### EXERCISE REQUIREMENTS
Print the listing below in full. Alter nothing.
DATASET EXTRACT Start Marker
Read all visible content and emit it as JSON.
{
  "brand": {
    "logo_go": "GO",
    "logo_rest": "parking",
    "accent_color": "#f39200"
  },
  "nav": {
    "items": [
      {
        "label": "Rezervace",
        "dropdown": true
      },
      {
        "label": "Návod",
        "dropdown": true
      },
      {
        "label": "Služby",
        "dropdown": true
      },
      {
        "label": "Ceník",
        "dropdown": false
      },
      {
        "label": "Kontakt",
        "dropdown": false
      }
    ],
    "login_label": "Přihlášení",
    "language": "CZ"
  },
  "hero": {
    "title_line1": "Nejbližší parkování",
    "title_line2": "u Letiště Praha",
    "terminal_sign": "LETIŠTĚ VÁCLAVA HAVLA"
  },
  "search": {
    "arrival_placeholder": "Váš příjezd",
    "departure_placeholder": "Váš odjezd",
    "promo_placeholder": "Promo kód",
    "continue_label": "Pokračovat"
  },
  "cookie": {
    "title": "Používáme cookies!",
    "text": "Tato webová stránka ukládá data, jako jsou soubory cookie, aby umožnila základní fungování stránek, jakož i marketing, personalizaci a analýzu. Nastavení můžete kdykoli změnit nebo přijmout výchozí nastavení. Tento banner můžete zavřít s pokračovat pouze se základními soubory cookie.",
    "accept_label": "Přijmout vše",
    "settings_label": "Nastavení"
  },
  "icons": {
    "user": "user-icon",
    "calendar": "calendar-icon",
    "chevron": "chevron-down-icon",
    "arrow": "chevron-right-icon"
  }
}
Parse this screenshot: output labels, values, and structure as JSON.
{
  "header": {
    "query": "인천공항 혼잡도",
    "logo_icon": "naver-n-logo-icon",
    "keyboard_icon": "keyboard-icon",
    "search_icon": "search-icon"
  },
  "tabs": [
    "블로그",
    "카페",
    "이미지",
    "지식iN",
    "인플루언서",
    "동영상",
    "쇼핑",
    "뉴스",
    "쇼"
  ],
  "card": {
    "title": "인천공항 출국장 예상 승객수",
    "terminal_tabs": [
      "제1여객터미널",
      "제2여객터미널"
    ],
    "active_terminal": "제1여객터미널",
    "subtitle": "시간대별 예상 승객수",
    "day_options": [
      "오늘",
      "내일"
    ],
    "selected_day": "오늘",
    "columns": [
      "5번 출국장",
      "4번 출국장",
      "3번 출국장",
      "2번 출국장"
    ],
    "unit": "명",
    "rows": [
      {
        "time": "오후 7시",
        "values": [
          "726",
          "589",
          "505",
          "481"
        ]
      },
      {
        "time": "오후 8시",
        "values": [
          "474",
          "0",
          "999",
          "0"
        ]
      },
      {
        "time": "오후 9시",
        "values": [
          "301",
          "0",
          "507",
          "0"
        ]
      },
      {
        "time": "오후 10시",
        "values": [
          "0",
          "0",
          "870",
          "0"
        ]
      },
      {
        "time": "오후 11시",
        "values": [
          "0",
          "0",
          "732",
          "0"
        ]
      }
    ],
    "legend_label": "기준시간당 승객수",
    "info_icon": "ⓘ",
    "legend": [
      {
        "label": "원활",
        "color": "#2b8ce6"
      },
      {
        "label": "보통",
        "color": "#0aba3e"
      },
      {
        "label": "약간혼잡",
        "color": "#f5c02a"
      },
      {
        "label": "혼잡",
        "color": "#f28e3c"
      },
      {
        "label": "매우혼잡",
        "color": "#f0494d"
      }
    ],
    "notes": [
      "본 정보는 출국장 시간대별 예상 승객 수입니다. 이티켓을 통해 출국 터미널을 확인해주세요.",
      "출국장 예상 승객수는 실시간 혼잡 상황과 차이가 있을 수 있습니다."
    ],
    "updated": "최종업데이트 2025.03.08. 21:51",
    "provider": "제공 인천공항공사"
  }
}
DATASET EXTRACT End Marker
### WRITTEN REPLY
Read all visible content and emit it as JSON.
{
  "brand": {
    "logo_go": "GO",
    "logo_rest": "parking",
    "accent_color": "#f39200"
  },
  "nav": {
    "items": [
      {
        "label": "Rezervace",
        "dropdown": true
      },
      {
        "label": "Návod",
        "dropdown": true
      },
      {
        "label": "Služby",
        "dropdown": true
      },
      {
        "label": "Ceník",
        "dropdown": false
      },
      {
        "label": "Kontakt",
        "dropdown": false
      }
    ],
    "login_label": "Přihlášení",
    "language": "CZ"
  },
  "hero": {
    "title_line1": "Nejbližší parkování",
    "title_line2": "u Letiště Praha",
    "terminal_sign": "LETIŠTĚ VÁCLAVA HAVLA"
  },
  "search": {
    "arrival_placeholder": "Váš příjezd",
    "departure_placeholder": "Váš odjezd",
    "promo_placeholder": "Promo kód",
    "continue_label": "Pokračovat"
  },
  "cookie": {
    "title": "Používáme cookies!",
    "text": "Tato webová stránka ukládá data, jako jsou soubory cookie, aby umožnila základní fungování stránek, jakož i marketing, personalizaci a analýzu. Nastavení můžete kdykoli změnit nebo přijmout výchozí nastavení. Tento banner můžete zavřít s pokračovat pouze se základními soubory cookie.",
    "accept_label": "Přijmout vše",
    "settings_label": "Nastavení"
  },
  "icons": {
    "user": "user-icon",
    "calendar": "calendar-icon",
    "chevron": "chevron-down-icon",
    "arrow": "chevron-right-icon"
  }
}
Parse this screenshot: output labels, values, and structure as JSON.
{
  "header": {
    "query": "인천공항 혼잡도",
    "logo_icon": "naver-n-logo-icon",
    "keyboard_icon": "keyboard-icon",
    "search_icon": "search-icon"
  },
  "tabs": [
    "블로그",
    "카페",
    "이미지",
    "지식iN",
    "인플루언서",
    "동영상",
    "쇼핑",
    "뉴스",
    "쇼"
  ],
  "card": {
    "title": "인천공항 출국장 예상 승객수",
    "terminal_tabs": [
      "제1여객터미널",
      "제2여객터미널"
    ],
    "active_terminal": "제1여객터미널",
    "subtitle": "시간대별 예상 승객수",
    "day_options": [
      "오늘",
      "내일"
    ],
    "selected_day": "오늘",
    "columns": [
      "5번 출국장",
      "4번 출국장",
      "3번 출국장",
      "2번 출국장"
    ],
    "unit": "명",
    "rows": [
      {
        "time": "오후 7시",
        "values": [
          "726",
          "589",
          "505",
          "481"
        ]
      },
      {
        "time": "오후 8시",
        "values": [
          "474",
          "0",
          "999",
          "0"
        ]
      },
      {
        "time": "오후 9시",
        "values": [
          "301",
          "0",
          "507",
          "0"
        ]
      },
      {
        "time": "오후 10시",
        "values": [
          "0",
          "0",
          "870",
          "0"
        ]
      },
      {
        "time": "오후 11시",
        "values": [
          "0",
          "0",
          "732",
          "0"
        ]
      }
    ],
    "legend_label": "기준시간당 승객수",
    "info_icon": "ⓘ",
    "legend": [
      {
        "label": "원활",
        "color": "#2b8ce6"
      },
      {
        "label": "보통",
        "color": "#0aba3e"
      },
      {
        "label": "약간혼잡",
        "color": "#f5c02a"
      },
      {
        "label": "혼잡",
        "color": "#f28e3c"
      },
      {
        "label": "매우혼잡",
        "color": "#f0494d"
      }
    ],
    "notes": [
      "본 정보는 출국장 시간대별 예상 승객 수입니다. 이티켓을 통해 출국 터미널을 확인해주세요.",
      "출국장 예상 승객수는 실시간 혼잡 상황과 차이가 있을 수 있습니다."
    ],
    "updated": "최종업데이트 2025.03.08. 21:51",
    "provider": "제공 인천공항공사"
  }
}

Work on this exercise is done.